● GIVEN DATA:
+ + +
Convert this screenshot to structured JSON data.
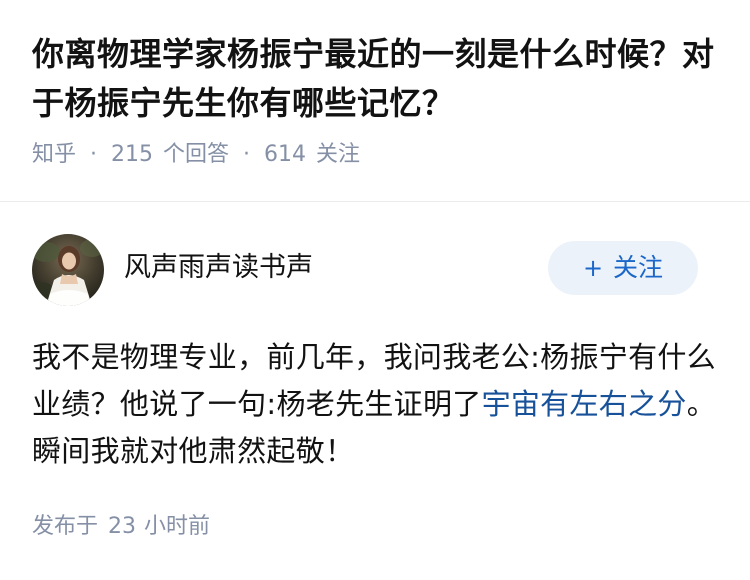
{
  "question": {
    "title": "你离物理学家杨振宁最近的一刻是什么时候？对于杨振宁先生你有哪些记忆？",
    "source": "知乎",
    "separator": "·",
    "answer_count": "215",
    "answer_label": "个回答",
    "follower_count": "614",
    "follower_label": "关注"
  },
  "answer": {
    "author_name": "风声雨声读书声",
    "follow_plus": "+",
    "follow_label": "关注",
    "content_before": "我不是物理专业，前几年，我问我老公:杨振宁有什么业绩？他说了一句:杨老先生证明了",
    "content_link": "宇宙有左右之分",
    "content_after": "。瞬间我就对他肃然起敬！",
    "published_label": "发布于",
    "published_num": "23",
    "published_unit": "小时前"
  },
  "colors": {
    "meta_gray": "#8590a6",
    "link_blue": "#175199",
    "follow_blue": "#1a66c9",
    "follow_bg": "#ebf2fa"
  },
  "icons": {
    "avatar": "avatar-photo-woman-in-white-dress"
  }
}
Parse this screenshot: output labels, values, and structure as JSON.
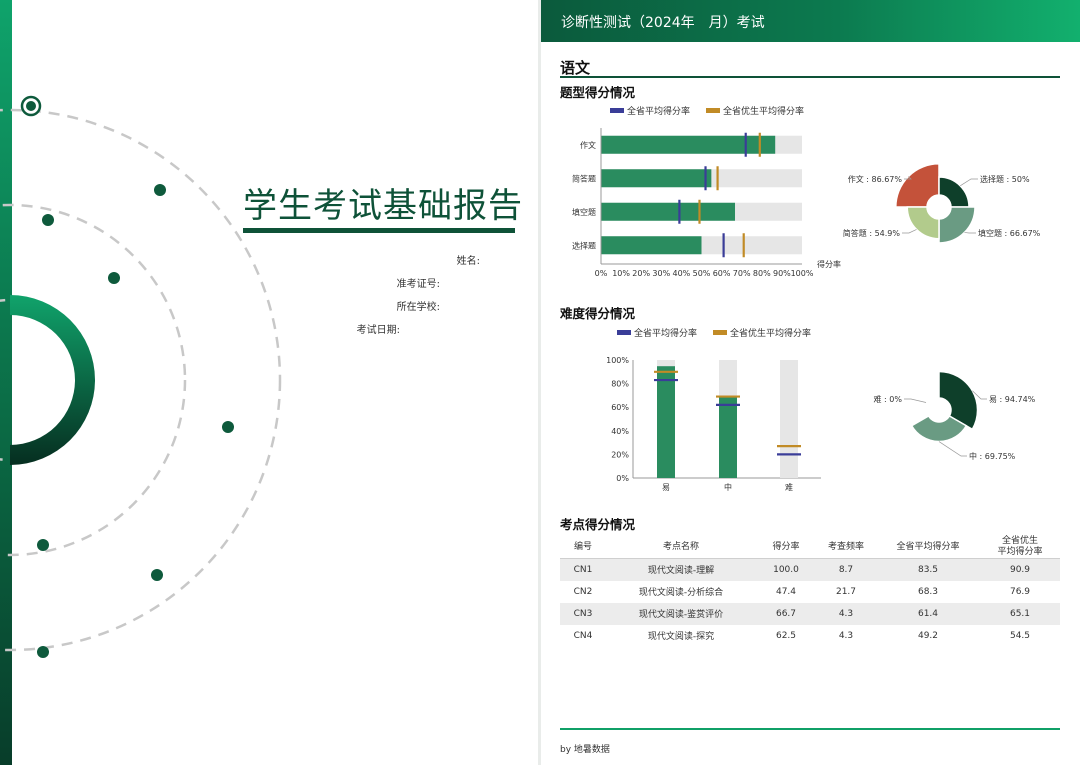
{
  "cover": {
    "title": "学生考试基础报告",
    "fields": [
      {
        "label": "姓名:"
      },
      {
        "label": "准考证号:"
      },
      {
        "label": "所在学校:"
      },
      {
        "label": "考试日期:"
      }
    ]
  },
  "report": {
    "header": "诊断性测试（2024年　月）考试",
    "subject": "语文",
    "sections": {
      "type_score": "题型得分情况",
      "difficulty_score": "难度得分情况",
      "knowledge_points": "考点得分情况"
    },
    "footer": "by 地暑数据"
  },
  "colors": {
    "bar_green": "#2a8c5f",
    "bar_track": "#e6e6e6",
    "avg_line": "#3a3d98",
    "excellent_line": "#c18b26"
  },
  "chart_data": [
    {
      "type": "bar",
      "orientation": "horizontal",
      "legend": [
        "全省平均得分率",
        "全省优生平均得分率"
      ],
      "categories": [
        "作文",
        "简答题",
        "填空题",
        "选择题"
      ],
      "series": [
        {
          "values": [
            86.67,
            54.9,
            66.67,
            50
          ]
        },
        {
          "name": "全省平均得分率",
          "values": [
            72,
            52,
            39,
            61
          ]
        },
        {
          "name": "全省优生平均得分率",
          "values": [
            79,
            58,
            49,
            71
          ]
        }
      ],
      "xlabel": "得分率",
      "xticks": [
        "0%",
        "10%",
        "20%",
        "30%",
        "40%",
        "50%",
        "60%",
        "70%",
        "80%",
        "90%",
        "100%"
      ],
      "xlim": [
        0,
        100
      ]
    },
    {
      "type": "pie",
      "variant": "rose",
      "slices": [
        {
          "label": "作文 : 86.67%",
          "value": 86.67,
          "color": "#c4523a"
        },
        {
          "label": "选择题 : 50%",
          "value": 50,
          "color": "#0e3f2a"
        },
        {
          "label": "填空题 : 66.67%",
          "value": 66.67,
          "color": "#6a9b83"
        },
        {
          "label": "简答题 : 54.9%",
          "value": 54.9,
          "color": "#b2cb8c"
        }
      ]
    },
    {
      "type": "bar",
      "orientation": "vertical",
      "legend": [
        "全省平均得分率",
        "全省优生平均得分率"
      ],
      "categories": [
        "易",
        "中",
        "难"
      ],
      "series": [
        {
          "values": [
            94.74,
            69.75,
            0
          ]
        },
        {
          "name": "全省平均得分率",
          "values": [
            83,
            62,
            20
          ]
        },
        {
          "name": "全省优生平均得分率",
          "values": [
            90,
            69,
            27
          ]
        }
      ],
      "yticks": [
        "0%",
        "20%",
        "40%",
        "60%",
        "80%",
        "100%"
      ],
      "ylim": [
        0,
        100
      ]
    },
    {
      "type": "pie",
      "variant": "rose",
      "slices": [
        {
          "label": "易 : 94.74%",
          "value": 94.74,
          "color": "#0e3f2a"
        },
        {
          "label": "中 : 69.75%",
          "value": 69.75,
          "color": "#6a9b83"
        },
        {
          "label": "难 : 0%",
          "value": 0,
          "color": "#b2cb8c"
        }
      ]
    }
  ],
  "table": {
    "headers": [
      "编号",
      "考点名称",
      "得分率",
      "考查频率",
      "全省平均得分率",
      "全省优生\n平均得分率"
    ],
    "rows": [
      [
        "CN1",
        "现代文阅读-理解",
        "100.0",
        "8.7",
        "83.5",
        "90.9"
      ],
      [
        "CN2",
        "现代文阅读-分析综合",
        "47.4",
        "21.7",
        "68.3",
        "76.9"
      ],
      [
        "CN3",
        "现代文阅读-鉴赏评价",
        "66.7",
        "4.3",
        "61.4",
        "65.1"
      ],
      [
        "CN4",
        "现代文阅读-探究",
        "62.5",
        "4.3",
        "49.2",
        "54.5"
      ]
    ]
  }
}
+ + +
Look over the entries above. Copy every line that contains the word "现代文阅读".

● RESPONSE FOR THIS EXERCISE:
        "现代文阅读-理解",
        "现代文阅读-分析综合",
        "现代文阅读-鉴赏评价",
        "现代文阅读-探究",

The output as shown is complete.